(Excerpts from a dataset)

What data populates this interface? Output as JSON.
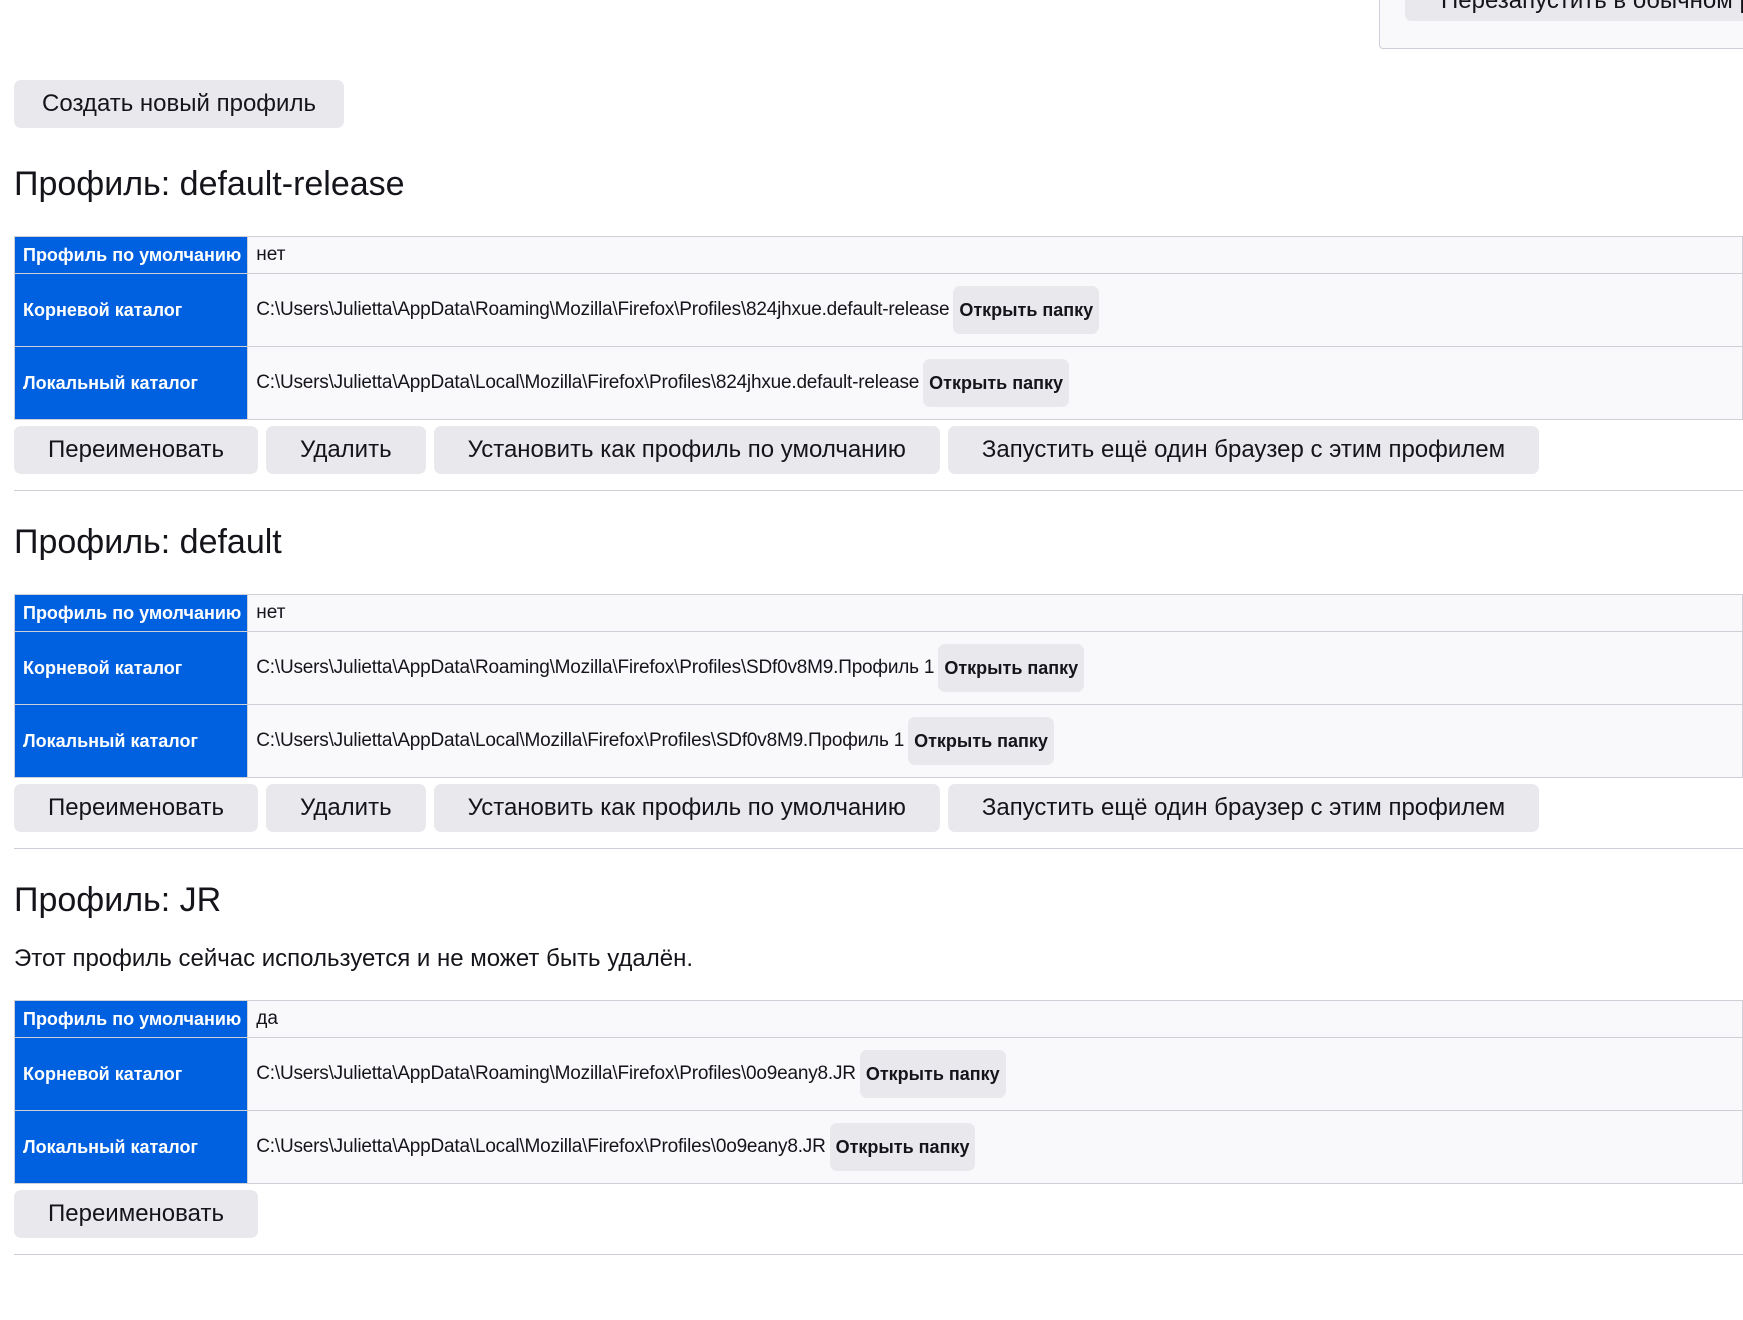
{
  "restart": {
    "label": "Перезапустить в обычном режиме"
  },
  "create_button": "Создать новый профиль",
  "labels": {
    "default_row": "Профиль по умолчанию",
    "root_dir": "Корневой каталог",
    "local_dir": "Локальный каталог",
    "open_folder": "Открыть папку"
  },
  "actions": {
    "rename": "Переименовать",
    "remove": "Удалить",
    "set_default": "Установить как профиль по умолчанию",
    "launch": "Запустить ещё один браузер с этим профилем"
  },
  "profiles": [
    {
      "title": "Профиль: default-release",
      "is_default": "нет",
      "root_dir": "C:\\Users\\Julietta\\AppData\\Roaming\\Mozilla\\Firefox\\Profiles\\824jhxue.default-release",
      "local_dir": "C:\\Users\\Julietta\\AppData\\Local\\Mozilla\\Firefox\\Profiles\\824jhxue.default-release"
    },
    {
      "title": "Профиль: default",
      "is_default": "нет",
      "root_dir": "C:\\Users\\Julietta\\AppData\\Roaming\\Mozilla\\Firefox\\Profiles\\SDf0v8M9.Профиль 1",
      "local_dir": "C:\\Users\\Julietta\\AppData\\Local\\Mozilla\\Firefox\\Profiles\\SDf0v8M9.Профиль 1"
    },
    {
      "title": "Профиль: JR",
      "notice": "Этот профиль сейчас используется и не может быть удалён.",
      "is_default": "да",
      "root_dir": "C:\\Users\\Julietta\\AppData\\Roaming\\Mozilla\\Firefox\\Profiles\\0o9eany8.JR",
      "local_dir": "C:\\Users\\Julietta\\AppData\\Local\\Mozilla\\Firefox\\Profiles\\0o9eany8.JR"
    }
  ]
}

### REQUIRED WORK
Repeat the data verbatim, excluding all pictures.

### ANSWER FOR THIS EXERCISE
What data populates this interface? Output as JSON.
{
  "restart": {
    "label": "Перезапустить в обычном режиме"
  },
  "create_button": "Создать новый профиль",
  "labels": {
    "default_row": "Профиль по умолчанию",
    "root_dir": "Корневой каталог",
    "local_dir": "Локальный каталог",
    "open_folder": "Открыть папку"
  },
  "actions": {
    "rename": "Переименовать",
    "remove": "Удалить",
    "set_default": "Установить как профиль по умолчанию",
    "launch": "Запустить ещё один браузер с этим профилем"
  },
  "profiles": [
    {
      "title": "Профиль: default-release",
      "is_default": "нет",
      "root_dir": "C:\\Users\\Julietta\\AppData\\Roaming\\Mozilla\\Firefox\\Profiles\\824jhxue.default-release",
      "local_dir": "C:\\Users\\Julietta\\AppData\\Local\\Mozilla\\Firefox\\Profiles\\824jhxue.default-release"
    },
    {
      "title": "Профиль: default",
      "is_default": "нет",
      "root_dir": "C:\\Users\\Julietta\\AppData\\Roaming\\Mozilla\\Firefox\\Profiles\\SDf0v8M9.Профиль 1",
      "local_dir": "C:\\Users\\Julietta\\AppData\\Local\\Mozilla\\Firefox\\Profiles\\SDf0v8M9.Профиль 1"
    },
    {
      "title": "Профиль: JR",
      "notice": "Этот профиль сейчас используется и не может быть удалён.",
      "is_default": "да",
      "root_dir": "C:\\Users\\Julietta\\AppData\\Roaming\\Mozilla\\Firefox\\Profiles\\0o9eany8.JR",
      "local_dir": "C:\\Users\\Julietta\\AppData\\Local\\Mozilla\\Firefox\\Profiles\\0o9eany8.JR"
    }
  ]
}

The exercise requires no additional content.